杭州桑拿

The prompt for teachers to look elsewhere is usually that promotion options in their schools are limited. So if teachers are in a hurry to go places, they up stakes and go. This is understandable as the ambitious and status-minded want to be recognised, but what about the teachers who stay in a school not just for five, 10 or 20, but 30 or 40 years?

According to research from Britain published in The Guardian newspaper in May, 43 per cent of British teachers were planning to look for new jobs within the next 12 months. I recently spoke at a ceremony for a fellow staff member who had served our school for 47 years. Not many teachers stay even 10 years in schools. When someone who has remained in a school for, say, 20 years looks for a post elsewhere, the response is usually, “Why didn’t you move earlier?” The implication is clear.

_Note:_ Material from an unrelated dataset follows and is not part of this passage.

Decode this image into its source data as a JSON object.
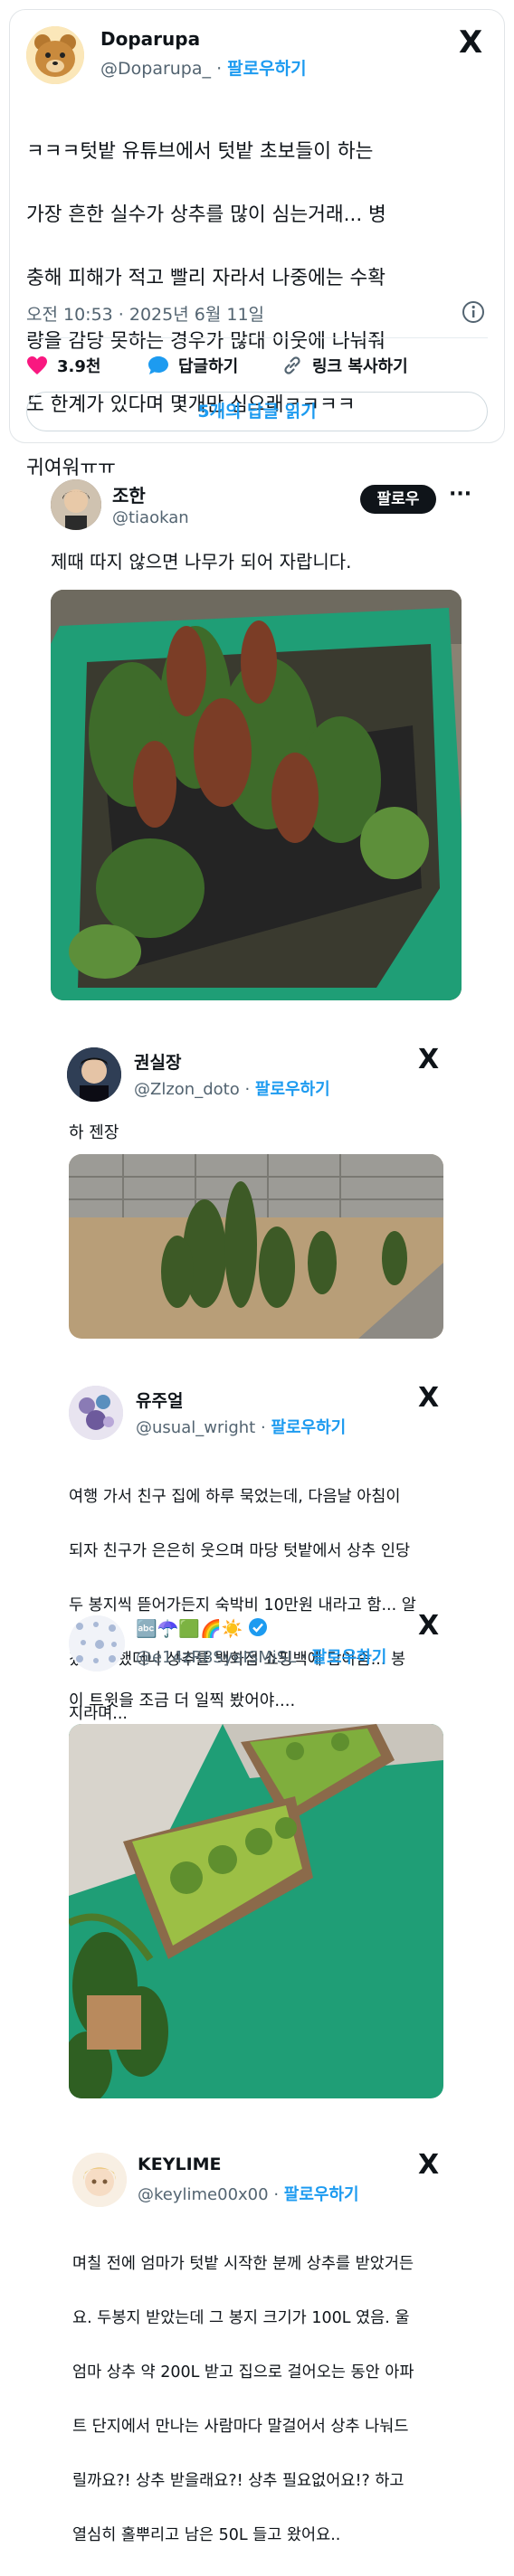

Long-serving staff, or “lifers”, as they are often pejoratively called, are seen as unambitious or worse; just too lazy to move or whose competence renders them unemployable elsewhere.

So what are the advantages to a school of long-termism?

Having a high turnover of staff taking promotions elsewhere can have an impact on a school’s knowledge base – not just in academic terms but in awareness of how a school operates and especially the community in which it belongs.

Knowing a community should not be underestimated. This works in two ways. Teachers become known to families and, by staying on, teachers bring stability to schools. At present I teach the sons of boys I taught, and I work with colleagues I have taught. There are several staff members in my school who have done so.

The value-added component of this is considerable. Apart from the familiarity with families, there is a sense of continuity and experience within the community that is valued by parents and staff. At times of change, particularly when principals and deputy principals move or retire, long-serving staff offer experience and knowledge that incoming principals and teaching staff draw from and use.

Change fatigue is another reason why long-term staff are important to retain. Schools are increasingly subject to whizz-bang ideas imported by the newly promoted. As many would know, these game-breaking initiatives quickly fade and the people who brought them move elsewhere for the next promotion.

Such short-termism is largely responsible for one of the most critical issues facing schools. This is the primary reason for cynicism of experienced teachers towards change. Schools benefit by sure hands when the promoter of dislocating change will be gone in a couple of years.

Creative management in schools needs to embrace long-serving staff and acknowledge what they have to offer. This can include freeing experienced staff from the moribund rigidity of the daily timetable and encouraging them to become in-house staff appraisers and mentors, as well as presenters of professional development at neighbouring schools.

The university sector is also at fault for failing to creatively incorporate long-serving teachers into its education courses. Trainee teachers are often taught by staff inexperienced in the daily running of schools and the demands of the classroom.

Many long-term staff would have their careers extended by greater imaginative incorporation of their experience, both within schools and beyond. I have yet to see a professional development course or a professional development presenter emphasise the value of long-term staff to schools, and how this can be used to the benefit of others.

There is much negativism concerning the present quality of teachers. It is not so much a question of the qualifications of teachers, but more so how to teach. Most long-term staff generally have excellent management strategies and on-the-job knowledge. In this, “lifers” can show real leadership.

Christopher Bantick is a senior literature teacher at a Melbourne boys’ Anglican grammar school.

The original release of this article first appeared on the website of Hangzhou Night Net.